Shipment #10 | 58 | 122 | 191 | 267 | 330 | 413 | 481 | 551 | 615 | 684 |

Average | 57 | 127 | 198 | 266 | 338 | 406 | 477 | 547 | 616 | 686 |

Throughout the numerical experiments the average total transportation time

The scope of numerical experiments also included a detailed analysis of IFNDP cost components. The objective function and its components were estimated using the proposed mathematical model for each one the generated product decay cost scenarios. Results are presented in

Furthermore, numerical experiments show that the total decay cost is still increasing from one scenario to the other despite decrease in the actual decay of perishable pro-

ducts (see Section 4.3.2 for more details). The latter can be explained by marginal in- crease in the unit decay cost for each product (e.g., decrease of the product decay by 10% and increase of the unit product decay cost by 30% will still increase the total decay cost). It was found that the total cost associated with both transportation and decay of perishable products may be significantly affected with the product decay cost. Hence, decisions that have to be made by the shipping company will be substantially influenced depending on how the shipping company perceives the value of perishable products to be transported. In conclusion, the proposed mathematical model and solution methodology can serve as efficient practical tool in design of the intermodal freight network for both local and long-haul deliveries of perishable products and understanding of important tradeoffs.

The amount of perishable products transported via the existing intermodal freight networks significantly increased over the last decade. Due to operations mismanagement within supply chains with perishable products drastic losses associated with the product decay have been reported.

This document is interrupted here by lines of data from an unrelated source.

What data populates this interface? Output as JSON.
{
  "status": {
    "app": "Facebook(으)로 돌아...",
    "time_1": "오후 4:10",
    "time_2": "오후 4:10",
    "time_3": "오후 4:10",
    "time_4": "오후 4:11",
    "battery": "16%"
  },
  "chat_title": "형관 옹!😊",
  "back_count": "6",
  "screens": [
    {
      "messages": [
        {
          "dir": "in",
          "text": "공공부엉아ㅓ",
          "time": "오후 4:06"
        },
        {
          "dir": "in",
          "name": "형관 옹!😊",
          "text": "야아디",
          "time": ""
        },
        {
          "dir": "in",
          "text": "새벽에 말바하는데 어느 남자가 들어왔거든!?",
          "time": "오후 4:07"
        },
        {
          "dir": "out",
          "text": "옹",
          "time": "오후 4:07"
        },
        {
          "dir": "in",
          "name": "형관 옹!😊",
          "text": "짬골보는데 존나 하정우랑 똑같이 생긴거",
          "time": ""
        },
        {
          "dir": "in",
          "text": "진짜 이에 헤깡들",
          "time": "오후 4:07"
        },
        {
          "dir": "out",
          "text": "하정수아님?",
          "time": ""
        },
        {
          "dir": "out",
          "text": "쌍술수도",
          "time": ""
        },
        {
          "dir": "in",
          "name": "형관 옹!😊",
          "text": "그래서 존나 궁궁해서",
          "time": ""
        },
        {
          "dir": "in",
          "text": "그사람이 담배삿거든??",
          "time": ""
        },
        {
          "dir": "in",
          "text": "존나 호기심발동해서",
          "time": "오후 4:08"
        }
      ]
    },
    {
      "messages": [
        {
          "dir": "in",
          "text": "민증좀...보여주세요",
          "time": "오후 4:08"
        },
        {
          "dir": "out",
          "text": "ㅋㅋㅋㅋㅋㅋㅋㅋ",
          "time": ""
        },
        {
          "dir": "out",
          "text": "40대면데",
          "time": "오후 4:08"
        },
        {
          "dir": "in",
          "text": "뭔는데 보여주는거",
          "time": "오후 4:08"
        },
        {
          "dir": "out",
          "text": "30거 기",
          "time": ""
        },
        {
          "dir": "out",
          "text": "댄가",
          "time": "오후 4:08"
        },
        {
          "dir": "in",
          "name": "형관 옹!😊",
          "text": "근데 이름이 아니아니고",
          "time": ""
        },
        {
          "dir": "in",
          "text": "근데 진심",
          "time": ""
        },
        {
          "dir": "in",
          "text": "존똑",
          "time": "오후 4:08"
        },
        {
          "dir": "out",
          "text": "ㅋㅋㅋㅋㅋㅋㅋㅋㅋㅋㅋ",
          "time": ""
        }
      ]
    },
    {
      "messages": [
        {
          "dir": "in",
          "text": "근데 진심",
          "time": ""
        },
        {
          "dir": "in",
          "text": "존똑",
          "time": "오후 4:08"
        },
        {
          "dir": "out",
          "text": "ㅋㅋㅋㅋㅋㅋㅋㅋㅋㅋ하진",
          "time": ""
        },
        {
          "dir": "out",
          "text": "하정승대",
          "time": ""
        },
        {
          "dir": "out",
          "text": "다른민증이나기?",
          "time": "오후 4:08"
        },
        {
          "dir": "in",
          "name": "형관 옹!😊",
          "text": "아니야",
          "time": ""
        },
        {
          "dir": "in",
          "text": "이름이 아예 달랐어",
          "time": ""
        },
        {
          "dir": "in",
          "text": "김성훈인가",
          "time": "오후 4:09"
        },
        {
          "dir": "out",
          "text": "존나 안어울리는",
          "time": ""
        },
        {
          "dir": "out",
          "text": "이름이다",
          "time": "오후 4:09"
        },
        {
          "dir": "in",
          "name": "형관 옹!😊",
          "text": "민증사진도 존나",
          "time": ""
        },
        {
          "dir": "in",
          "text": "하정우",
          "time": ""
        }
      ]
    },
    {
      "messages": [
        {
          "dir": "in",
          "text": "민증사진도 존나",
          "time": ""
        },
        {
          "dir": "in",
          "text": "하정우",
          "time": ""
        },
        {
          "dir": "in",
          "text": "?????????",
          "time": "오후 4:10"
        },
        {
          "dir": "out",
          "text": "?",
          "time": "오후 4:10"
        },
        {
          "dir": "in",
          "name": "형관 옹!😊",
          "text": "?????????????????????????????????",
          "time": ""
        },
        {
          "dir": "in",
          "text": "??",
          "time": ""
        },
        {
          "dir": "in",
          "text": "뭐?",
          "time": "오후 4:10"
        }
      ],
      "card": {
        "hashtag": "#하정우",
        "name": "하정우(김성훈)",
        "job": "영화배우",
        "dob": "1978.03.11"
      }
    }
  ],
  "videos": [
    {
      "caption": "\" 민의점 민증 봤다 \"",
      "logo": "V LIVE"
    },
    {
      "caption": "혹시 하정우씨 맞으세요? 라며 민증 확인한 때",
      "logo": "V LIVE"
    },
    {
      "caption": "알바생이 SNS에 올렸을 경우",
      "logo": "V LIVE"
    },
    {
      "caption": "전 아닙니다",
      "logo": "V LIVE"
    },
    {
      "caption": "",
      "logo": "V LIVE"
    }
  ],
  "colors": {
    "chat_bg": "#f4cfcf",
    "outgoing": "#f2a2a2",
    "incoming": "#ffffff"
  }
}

Moreover, published to date mathematical models primarily optimize supply chain processes that deal with local production, inventory, distribution, and retailing of perishable products. Nevertheless, many perishable product types are imported from different continents, which increases the total transportation time and decay potential as compared to local deliveries. Unlike previous models in the literature, this paper proposed a novel mathematical model to design the intermodal freight network for both local and long-haul deliveries of perishable products. The objective aimed to minimize the total cost associated with transport and decay of perishable products. A set of piecewise approximations were adopted to linearize the non-linear decay function for each perishable product type. CPLEX was used to solve the problem. Numerical experiments, conducted using the intermodal freight network for import of the seafood perishable products to the United States, demonstrated efficiency of the adopted solution methodology in terms of solution quality and computational time. Furthermore, it was found that decisions that have to be made by the shipping company in design of the intermodal freight network were significantly dependent on how the value of perishable products was perceived. The developed mathematical model can serve as an efficient practical tool to manage both local and long-haul deliveries of perishable products.

The scope of future research may include the following extensions: 1) apply the proposed mathematical model for larger intermodal freight networks; 2) consider different types of perishable products (e.g., agricultural products, meat, pharmaceutical products, human specimens, etc.); 3) model decay of perishable products due to other factors (e.g., temperature, humidity, barometric pressure, air composition); 4) deployment of alternative cost functions for inland transport of perishable products (e.g., which capture changes in the unit transportation cost for a given mode depending on the distance traveled and shipment weight); 5) account for uncertainty in product decay throughout the transportation process; 6) quantify reliability associated with transportation of perishable products by a given mode; 7) consider the effects of economies of scale; and 8) consider the effect of real-time delay and congestion.

Dulebenets, M.A., Ozguven, E.E., Moses, R. and Ulak, M.B. (2016) Intermodal Freight Network Design for Transport of Perishable Products. Open Journal of Optimization, 5, 120-139. http://dx.doi.org/10.4236/ojop.2016.54013